*RECORDS PROVIDED*.
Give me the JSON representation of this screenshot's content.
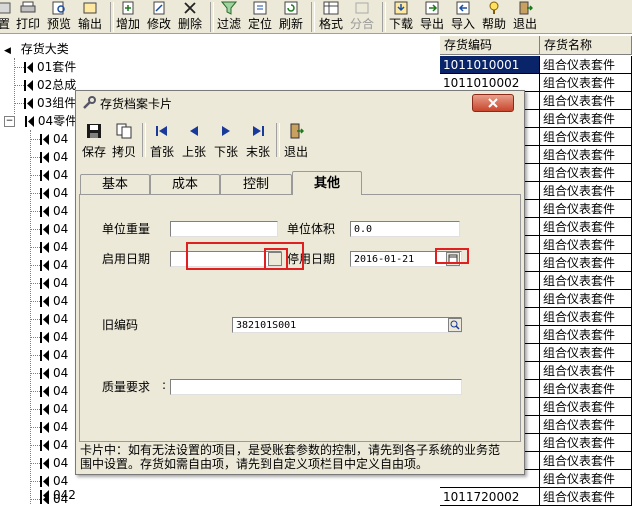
{
  "toolbar": {
    "buttons": [
      "置",
      "打印",
      "预览",
      "输出",
      "增加",
      "修改",
      "删除",
      "过滤",
      "定位",
      "刷新",
      "格式",
      "分合",
      "下载",
      "导出",
      "导入",
      "帮助",
      "退出"
    ]
  },
  "tree": {
    "root": "存货大类",
    "items": [
      "01套件",
      "02总成",
      "03组件",
      "04零件"
    ],
    "sub_items": [
      "04",
      "04",
      "04",
      "04",
      "04",
      "04",
      "04",
      "04",
      "04",
      "04",
      "04",
      "04",
      "04",
      "04",
      "04",
      "04",
      "04",
      "04",
      "04",
      "04",
      "04",
      "04"
    ],
    "bottom_items": [
      "042"
    ]
  },
  "grid": {
    "headers": [
      "存货编码",
      "存货名称"
    ],
    "rows": [
      {
        "code": "1011010001",
        "name": "组合仪表套件"
      },
      {
        "code": "1011010002",
        "name": "组合仪表套件"
      },
      {
        "code": "",
        "name": "组合仪表套件"
      },
      {
        "code": "",
        "name": "组合仪表套件"
      },
      {
        "code": "",
        "name": "组合仪表套件"
      },
      {
        "code": "",
        "name": "组合仪表套件"
      },
      {
        "code": "",
        "name": "组合仪表套件"
      },
      {
        "code": "",
        "name": "组合仪表套件"
      },
      {
        "code": "",
        "name": "组合仪表套件"
      },
      {
        "code": "",
        "name": "组合仪表套件"
      },
      {
        "code": "",
        "name": "组合仪表套件"
      },
      {
        "code": "",
        "name": "组合仪表套件"
      },
      {
        "code": "",
        "name": "组合仪表套件"
      },
      {
        "code": "",
        "name": "组合仪表套件"
      },
      {
        "code": "",
        "name": "组合仪表套件"
      },
      {
        "code": "",
        "name": "组合仪表套件"
      },
      {
        "code": "",
        "name": "组合仪表套件"
      },
      {
        "code": "",
        "name": "组合仪表套件"
      },
      {
        "code": "",
        "name": "组合仪表套件"
      },
      {
        "code": "",
        "name": "组合仪表套件"
      },
      {
        "code": "",
        "name": "组合仪表套件"
      },
      {
        "code": "",
        "name": "组合仪表套件"
      },
      {
        "code": "",
        "name": "组合仪表套件"
      },
      {
        "code": "",
        "name": "组合仪表套件"
      },
      {
        "code": "1011720002",
        "name": "组合仪表套件"
      }
    ]
  },
  "dialog": {
    "title": "存货档案卡片",
    "toolbar": [
      "保存",
      "拷贝",
      "首张",
      "上张",
      "下张",
      "末张",
      "退出"
    ],
    "tabs": [
      "基本",
      "成本",
      "控制",
      "其他"
    ],
    "fields": {
      "unit_weight_label": "单位重量",
      "unit_weight_value": "",
      "unit_volume_label": "单位体积",
      "unit_volume_value": "0.0",
      "start_date_label": "启用日期",
      "start_date_value": "",
      "stop_date_label": "停用日期",
      "stop_date_label_visible": "停用日期",
      "stop_date_value": "2016-01-21",
      "old_code_label": "旧编码",
      "old_code_value": "382101S001",
      "quality_label": "质量要求",
      "quality_value": ""
    },
    "note_line1": "卡片中：如有无法设置的项目，是受账套参数的控制，请先到各子系统的业务范",
    "note_line2": "围中设置。存货如需自由项，请先到自定义项栏目中定义自由项。"
  },
  "colors": {
    "selected_bg": "#0a246a",
    "highlight_red": "#e02020",
    "window_bg": "#ece9d8"
  }
}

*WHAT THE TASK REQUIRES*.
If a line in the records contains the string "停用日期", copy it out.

*EXERCISE ANSWER*.
      "stop_date_label": "停用日期",
      "stop_date_label_visible": "停用日期",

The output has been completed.